== Input material ==
++++++++++

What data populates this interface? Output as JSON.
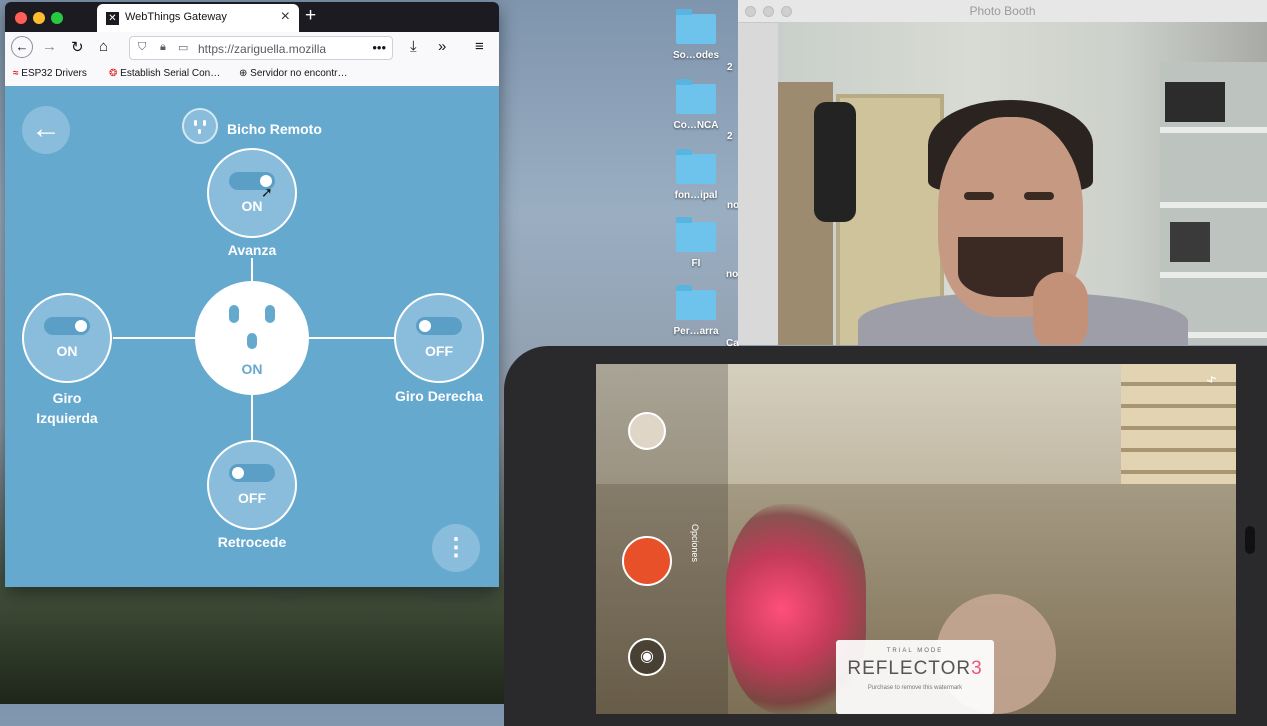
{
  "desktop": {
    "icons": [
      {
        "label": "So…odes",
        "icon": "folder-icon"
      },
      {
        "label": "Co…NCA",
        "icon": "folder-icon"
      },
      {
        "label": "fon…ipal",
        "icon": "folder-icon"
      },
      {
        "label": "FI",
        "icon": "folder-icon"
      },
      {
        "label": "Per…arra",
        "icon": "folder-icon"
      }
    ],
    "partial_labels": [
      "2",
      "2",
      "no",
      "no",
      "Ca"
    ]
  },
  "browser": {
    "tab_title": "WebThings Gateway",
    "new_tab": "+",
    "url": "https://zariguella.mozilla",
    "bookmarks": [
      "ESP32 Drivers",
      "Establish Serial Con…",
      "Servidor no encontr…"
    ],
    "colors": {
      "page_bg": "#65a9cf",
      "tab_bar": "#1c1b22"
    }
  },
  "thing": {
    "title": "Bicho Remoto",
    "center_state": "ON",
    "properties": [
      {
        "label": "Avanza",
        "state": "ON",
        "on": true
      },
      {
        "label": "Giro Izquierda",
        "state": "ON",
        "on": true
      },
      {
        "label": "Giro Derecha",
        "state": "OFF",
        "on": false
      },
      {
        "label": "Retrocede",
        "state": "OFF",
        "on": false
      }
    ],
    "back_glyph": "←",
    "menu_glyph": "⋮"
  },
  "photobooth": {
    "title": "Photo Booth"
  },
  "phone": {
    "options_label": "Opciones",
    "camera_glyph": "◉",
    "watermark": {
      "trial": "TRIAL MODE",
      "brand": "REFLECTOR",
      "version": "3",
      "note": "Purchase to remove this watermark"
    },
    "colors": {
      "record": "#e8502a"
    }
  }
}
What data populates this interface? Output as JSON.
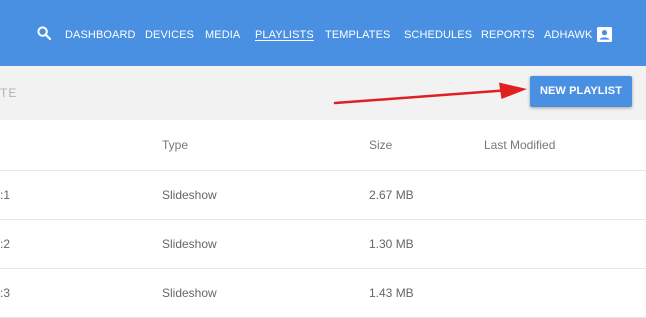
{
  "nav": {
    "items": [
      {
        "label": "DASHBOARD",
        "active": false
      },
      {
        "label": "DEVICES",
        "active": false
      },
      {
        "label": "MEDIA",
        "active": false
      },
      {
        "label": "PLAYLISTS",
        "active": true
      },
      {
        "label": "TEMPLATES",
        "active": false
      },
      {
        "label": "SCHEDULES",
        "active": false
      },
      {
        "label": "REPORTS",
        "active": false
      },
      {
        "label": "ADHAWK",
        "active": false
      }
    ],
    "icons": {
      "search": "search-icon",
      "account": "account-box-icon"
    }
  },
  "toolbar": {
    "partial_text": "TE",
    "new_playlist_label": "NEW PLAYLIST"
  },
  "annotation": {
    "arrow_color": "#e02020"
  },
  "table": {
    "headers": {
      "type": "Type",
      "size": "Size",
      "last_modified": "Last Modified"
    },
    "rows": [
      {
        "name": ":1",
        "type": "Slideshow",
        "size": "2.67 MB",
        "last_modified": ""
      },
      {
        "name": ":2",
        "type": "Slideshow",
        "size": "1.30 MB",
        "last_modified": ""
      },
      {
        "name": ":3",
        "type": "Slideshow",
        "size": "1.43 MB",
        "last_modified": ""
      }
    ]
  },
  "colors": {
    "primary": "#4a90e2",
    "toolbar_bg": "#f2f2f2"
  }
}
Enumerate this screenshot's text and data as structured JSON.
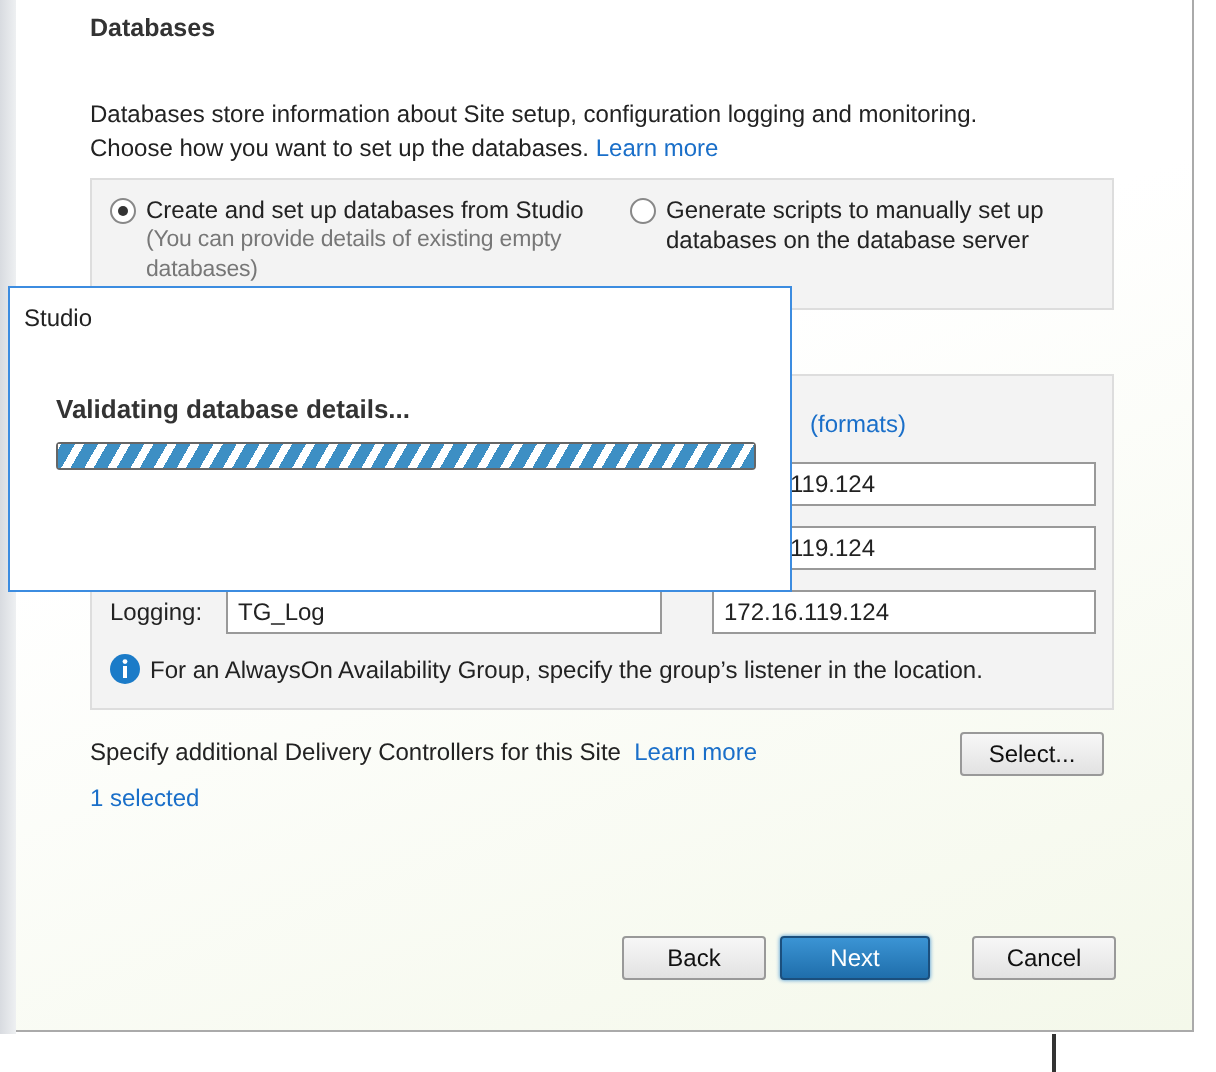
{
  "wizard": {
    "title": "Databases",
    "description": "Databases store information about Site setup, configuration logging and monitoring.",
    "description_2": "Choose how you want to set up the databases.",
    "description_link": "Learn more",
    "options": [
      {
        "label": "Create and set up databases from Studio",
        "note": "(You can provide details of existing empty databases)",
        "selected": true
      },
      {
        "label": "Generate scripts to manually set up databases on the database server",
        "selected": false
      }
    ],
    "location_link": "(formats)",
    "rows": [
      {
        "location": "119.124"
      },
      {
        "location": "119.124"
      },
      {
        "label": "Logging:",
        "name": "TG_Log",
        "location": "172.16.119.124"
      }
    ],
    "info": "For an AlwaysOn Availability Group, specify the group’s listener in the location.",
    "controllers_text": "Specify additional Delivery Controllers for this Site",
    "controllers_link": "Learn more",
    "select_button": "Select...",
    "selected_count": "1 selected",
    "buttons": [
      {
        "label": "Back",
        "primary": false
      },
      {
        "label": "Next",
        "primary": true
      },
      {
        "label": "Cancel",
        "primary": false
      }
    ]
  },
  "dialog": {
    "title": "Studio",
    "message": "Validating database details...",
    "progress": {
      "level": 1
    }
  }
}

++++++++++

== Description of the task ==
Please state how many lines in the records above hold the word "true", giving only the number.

== Written solution ==
5